Insley L. Dayhoff was born on October 17, 1867 in Howesville, Indiana, the son of George Washington and Mary Johnston Dayhoff. Little could be found on Insley Dayhoff's early years or education, although a small write up in the May 27, 1902 Wichita Daily Eagle notes that he "has not only a good school and college training, but has perfected his study in the school room by travel. He has been a traveler and student of affairs in almost every state and territory of the union, as well as Mexico, Canada and Cuba."
Dayhoff married in 1891 to Lydia Almira Mossman Bordeaux, a former resident of Wichita, Kansas. Three children were eventually born to this couple, and are listed as follows: Insley Lamar (1891-1966), Don Richard (1898-1961) and Helen Mossman (born 1901).
Within a few years of his marriage, Dayhoff began his career in the public arena, becoming the Superintendent of Schools in Hutchinson County and later served as President of the Central Kansas Teachers Association for a time. In 1900 he was elected to a term as Reno County, Kansas Superintendent of Schools, and was still serving in this position at the start of his candidacy for Kansas State Superintendent of Public Instruction.
This article on Dayhoff's candidacy appeared in the May 27, 1902 of the Wichita Daily Eagle.
Dayhoff is reported to have run a vigorous campaign, and it is mentioned that he was "backed by an enthusiastic delegation and county and his prospects for nomination are very bright." He eventually clinched the nomination and was elected as Kansas State Superintendent of Public Instruction in November 1902. Dayhoff was reelected as Superintendent in 1904 and is listed as serving as a member of the Kansas Text-book Commission during his tenure. In addition to his various public services, Dayhoff is listed as being a member of the Hutchinson, Kansas Methodist Church as well as a Scottish Rite Mason.
After his term as Superintendent concluded in 1907, Dayhoff resettled in Independence, Missouri with his family. He died in this city at age 91 on May 21, 1959 and was subsequently buried in the Oak Ridge Memory Gardens in Independence.
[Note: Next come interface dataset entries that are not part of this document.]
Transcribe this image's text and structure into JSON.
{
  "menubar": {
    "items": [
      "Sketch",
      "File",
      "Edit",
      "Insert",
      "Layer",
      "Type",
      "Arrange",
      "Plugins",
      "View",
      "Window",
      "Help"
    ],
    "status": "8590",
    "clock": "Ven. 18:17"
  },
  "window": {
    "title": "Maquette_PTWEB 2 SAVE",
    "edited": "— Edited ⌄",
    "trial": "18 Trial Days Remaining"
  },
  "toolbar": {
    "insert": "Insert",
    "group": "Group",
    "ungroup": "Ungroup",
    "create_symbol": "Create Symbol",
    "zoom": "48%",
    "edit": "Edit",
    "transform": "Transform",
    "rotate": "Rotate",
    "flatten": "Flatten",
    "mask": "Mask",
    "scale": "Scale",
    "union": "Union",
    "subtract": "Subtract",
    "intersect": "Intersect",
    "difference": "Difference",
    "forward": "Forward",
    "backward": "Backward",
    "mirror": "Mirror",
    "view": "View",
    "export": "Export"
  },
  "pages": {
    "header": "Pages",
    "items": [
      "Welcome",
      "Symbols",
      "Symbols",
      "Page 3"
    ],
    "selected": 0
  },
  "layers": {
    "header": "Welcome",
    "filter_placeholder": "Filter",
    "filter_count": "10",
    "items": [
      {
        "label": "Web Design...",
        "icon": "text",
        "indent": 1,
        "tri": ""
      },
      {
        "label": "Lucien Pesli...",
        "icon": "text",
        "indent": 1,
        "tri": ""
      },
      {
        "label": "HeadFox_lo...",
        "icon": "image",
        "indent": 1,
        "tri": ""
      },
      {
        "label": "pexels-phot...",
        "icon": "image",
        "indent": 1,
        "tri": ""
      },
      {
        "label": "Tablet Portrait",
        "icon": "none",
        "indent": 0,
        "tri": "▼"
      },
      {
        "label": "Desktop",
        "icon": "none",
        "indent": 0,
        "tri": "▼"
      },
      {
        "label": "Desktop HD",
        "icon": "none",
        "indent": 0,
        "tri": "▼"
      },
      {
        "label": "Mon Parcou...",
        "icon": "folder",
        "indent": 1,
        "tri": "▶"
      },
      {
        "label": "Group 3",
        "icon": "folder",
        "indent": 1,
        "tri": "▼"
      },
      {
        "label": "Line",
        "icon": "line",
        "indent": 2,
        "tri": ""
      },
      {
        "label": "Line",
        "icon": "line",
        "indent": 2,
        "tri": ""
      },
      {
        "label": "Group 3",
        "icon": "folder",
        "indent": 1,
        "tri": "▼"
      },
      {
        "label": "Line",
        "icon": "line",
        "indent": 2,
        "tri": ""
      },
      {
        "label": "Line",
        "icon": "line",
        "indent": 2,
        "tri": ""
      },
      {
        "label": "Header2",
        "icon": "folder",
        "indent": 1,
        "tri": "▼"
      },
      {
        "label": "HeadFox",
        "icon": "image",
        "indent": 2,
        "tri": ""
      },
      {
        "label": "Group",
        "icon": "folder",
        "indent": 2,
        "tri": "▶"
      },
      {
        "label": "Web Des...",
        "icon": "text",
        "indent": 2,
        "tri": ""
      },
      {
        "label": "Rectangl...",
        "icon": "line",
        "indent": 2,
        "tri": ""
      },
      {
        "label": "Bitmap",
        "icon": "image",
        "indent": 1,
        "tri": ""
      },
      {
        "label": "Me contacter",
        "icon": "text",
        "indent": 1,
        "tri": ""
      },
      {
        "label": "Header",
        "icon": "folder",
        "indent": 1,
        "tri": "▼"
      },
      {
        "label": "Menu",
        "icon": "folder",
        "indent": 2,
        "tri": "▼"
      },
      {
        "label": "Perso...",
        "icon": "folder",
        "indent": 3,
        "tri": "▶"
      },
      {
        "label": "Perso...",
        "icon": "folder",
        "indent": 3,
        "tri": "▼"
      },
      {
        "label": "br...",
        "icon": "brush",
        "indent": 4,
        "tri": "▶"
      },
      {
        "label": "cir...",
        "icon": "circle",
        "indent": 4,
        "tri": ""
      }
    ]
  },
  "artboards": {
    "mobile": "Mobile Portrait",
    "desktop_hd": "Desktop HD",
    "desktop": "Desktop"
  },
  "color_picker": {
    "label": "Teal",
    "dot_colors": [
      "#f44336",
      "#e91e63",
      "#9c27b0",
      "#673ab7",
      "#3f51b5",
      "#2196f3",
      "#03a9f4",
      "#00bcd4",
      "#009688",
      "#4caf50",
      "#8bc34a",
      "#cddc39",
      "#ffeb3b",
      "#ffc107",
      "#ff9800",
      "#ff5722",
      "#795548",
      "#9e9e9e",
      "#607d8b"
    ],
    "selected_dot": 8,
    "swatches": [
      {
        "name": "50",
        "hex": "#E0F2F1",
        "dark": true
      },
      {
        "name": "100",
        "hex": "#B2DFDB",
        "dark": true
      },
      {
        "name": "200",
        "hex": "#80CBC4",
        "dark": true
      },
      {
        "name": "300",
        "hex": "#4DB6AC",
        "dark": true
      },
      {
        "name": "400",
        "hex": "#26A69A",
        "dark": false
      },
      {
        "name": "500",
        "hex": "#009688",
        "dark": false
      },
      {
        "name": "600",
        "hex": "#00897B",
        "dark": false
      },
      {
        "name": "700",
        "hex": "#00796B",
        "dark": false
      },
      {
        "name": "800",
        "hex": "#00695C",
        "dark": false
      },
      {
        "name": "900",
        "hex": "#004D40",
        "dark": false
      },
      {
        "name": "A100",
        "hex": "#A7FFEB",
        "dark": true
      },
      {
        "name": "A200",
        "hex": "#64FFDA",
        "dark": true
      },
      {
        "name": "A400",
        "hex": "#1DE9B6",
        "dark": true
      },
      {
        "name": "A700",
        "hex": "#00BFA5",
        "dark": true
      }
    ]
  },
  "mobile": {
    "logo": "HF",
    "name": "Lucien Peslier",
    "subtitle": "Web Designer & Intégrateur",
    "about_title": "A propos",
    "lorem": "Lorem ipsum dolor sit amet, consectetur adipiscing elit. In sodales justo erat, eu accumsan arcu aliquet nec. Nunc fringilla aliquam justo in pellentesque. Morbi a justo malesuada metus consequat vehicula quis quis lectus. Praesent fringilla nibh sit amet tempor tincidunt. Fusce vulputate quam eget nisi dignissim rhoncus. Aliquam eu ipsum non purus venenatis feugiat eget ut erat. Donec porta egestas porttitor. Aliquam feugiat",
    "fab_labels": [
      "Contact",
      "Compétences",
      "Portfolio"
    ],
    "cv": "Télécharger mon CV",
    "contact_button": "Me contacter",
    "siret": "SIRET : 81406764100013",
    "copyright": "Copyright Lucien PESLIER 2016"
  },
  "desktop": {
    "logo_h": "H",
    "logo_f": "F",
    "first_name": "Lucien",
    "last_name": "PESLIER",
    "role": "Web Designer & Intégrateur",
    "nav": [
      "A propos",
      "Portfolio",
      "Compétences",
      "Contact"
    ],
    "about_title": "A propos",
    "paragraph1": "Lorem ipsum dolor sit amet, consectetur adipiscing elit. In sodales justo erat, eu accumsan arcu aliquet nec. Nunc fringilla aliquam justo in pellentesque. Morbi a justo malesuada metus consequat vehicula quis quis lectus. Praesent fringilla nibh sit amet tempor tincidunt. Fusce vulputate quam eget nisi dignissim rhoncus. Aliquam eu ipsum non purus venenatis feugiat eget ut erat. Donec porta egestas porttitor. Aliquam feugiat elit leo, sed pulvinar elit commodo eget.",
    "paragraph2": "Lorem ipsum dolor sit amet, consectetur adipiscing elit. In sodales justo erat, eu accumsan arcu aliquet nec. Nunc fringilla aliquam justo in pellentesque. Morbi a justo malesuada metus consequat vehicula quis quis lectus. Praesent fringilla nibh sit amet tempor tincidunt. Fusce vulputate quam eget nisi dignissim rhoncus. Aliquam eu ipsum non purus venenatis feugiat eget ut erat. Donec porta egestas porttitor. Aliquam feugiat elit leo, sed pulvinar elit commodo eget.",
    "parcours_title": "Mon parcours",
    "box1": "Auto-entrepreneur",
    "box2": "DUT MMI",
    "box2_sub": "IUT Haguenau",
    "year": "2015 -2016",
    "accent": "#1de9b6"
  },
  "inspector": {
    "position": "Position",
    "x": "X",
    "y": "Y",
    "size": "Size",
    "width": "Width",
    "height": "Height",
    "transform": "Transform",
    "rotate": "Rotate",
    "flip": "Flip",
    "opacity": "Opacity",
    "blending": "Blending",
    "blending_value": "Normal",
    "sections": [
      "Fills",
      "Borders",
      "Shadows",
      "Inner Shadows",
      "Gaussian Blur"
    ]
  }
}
His wife Lydia Almira survived him by nearly five years, dying in February 1964 at age 93.
The rare portrait of Insley L. Dayhoff shown above was featured in two different sources, the May 27, 1902 Wichita Daily Eagle (mentioned earlier) and a 1903 edition of the Kansas School Journal.
Dayhoff's obituary, which appeared in the May 27, 1959 edition of the Hutchinson News.